§ What is expected
In the listing that follows, count each line where the word "macro" appears; write nothing but the count.
Data under study Block Start
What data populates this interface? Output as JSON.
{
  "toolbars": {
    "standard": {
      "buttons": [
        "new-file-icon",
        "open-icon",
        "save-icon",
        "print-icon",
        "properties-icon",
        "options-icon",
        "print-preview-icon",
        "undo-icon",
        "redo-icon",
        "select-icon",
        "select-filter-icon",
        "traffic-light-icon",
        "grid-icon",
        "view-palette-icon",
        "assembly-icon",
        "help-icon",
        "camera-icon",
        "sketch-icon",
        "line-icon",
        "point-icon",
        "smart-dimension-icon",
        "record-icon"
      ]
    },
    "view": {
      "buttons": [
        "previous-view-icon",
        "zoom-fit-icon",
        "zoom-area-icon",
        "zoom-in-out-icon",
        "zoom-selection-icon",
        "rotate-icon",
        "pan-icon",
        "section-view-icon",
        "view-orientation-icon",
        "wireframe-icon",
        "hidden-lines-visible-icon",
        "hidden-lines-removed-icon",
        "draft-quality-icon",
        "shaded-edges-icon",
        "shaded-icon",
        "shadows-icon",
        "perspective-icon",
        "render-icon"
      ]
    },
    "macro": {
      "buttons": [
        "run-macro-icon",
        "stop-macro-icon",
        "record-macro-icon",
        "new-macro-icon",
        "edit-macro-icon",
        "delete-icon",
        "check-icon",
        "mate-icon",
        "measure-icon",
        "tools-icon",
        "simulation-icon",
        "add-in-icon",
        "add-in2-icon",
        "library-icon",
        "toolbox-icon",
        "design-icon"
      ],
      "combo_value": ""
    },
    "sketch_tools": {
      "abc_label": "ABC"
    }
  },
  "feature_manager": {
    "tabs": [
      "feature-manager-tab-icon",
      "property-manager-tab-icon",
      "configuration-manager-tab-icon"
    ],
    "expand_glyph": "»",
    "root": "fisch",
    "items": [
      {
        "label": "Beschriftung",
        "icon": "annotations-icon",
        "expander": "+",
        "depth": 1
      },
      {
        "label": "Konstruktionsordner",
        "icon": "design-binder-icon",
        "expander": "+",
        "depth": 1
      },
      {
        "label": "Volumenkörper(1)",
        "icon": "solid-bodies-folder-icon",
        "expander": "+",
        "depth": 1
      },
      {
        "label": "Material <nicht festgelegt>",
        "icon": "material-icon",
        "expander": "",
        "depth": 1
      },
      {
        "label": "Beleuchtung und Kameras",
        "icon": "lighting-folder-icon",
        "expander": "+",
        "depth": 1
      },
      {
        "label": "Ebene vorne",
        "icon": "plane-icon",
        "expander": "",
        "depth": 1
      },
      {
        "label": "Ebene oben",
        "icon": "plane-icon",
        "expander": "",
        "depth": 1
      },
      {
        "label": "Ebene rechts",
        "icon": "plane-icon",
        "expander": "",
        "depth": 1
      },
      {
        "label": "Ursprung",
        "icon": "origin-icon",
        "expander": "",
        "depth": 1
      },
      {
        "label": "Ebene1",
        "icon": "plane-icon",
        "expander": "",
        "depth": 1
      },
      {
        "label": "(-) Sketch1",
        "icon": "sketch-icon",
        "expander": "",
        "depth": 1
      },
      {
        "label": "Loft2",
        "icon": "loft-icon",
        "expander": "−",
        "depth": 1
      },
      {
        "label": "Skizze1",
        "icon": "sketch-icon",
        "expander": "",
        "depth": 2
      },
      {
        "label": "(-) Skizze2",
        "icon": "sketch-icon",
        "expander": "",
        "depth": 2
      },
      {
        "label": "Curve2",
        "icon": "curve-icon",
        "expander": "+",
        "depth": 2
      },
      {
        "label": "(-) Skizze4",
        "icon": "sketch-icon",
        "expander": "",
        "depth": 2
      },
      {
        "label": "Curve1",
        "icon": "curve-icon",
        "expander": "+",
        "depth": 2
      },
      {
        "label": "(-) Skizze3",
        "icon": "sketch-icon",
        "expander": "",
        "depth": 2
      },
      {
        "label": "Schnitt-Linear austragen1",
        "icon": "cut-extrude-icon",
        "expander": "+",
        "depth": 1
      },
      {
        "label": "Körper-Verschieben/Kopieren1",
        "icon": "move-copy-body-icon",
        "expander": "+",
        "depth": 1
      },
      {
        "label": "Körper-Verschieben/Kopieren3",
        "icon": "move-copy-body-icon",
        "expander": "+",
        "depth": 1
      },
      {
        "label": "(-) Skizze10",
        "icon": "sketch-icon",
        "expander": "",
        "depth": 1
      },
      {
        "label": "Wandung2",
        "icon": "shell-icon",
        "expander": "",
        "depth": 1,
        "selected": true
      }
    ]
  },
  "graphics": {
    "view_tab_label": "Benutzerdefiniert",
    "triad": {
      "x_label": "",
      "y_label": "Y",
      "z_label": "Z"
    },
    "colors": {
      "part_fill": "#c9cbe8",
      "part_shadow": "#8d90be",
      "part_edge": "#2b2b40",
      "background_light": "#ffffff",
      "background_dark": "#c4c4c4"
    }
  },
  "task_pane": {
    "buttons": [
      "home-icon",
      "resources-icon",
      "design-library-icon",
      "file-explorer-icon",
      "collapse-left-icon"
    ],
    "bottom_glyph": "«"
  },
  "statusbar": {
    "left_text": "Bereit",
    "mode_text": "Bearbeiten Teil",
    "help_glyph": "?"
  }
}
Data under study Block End
§ Completed exercise
6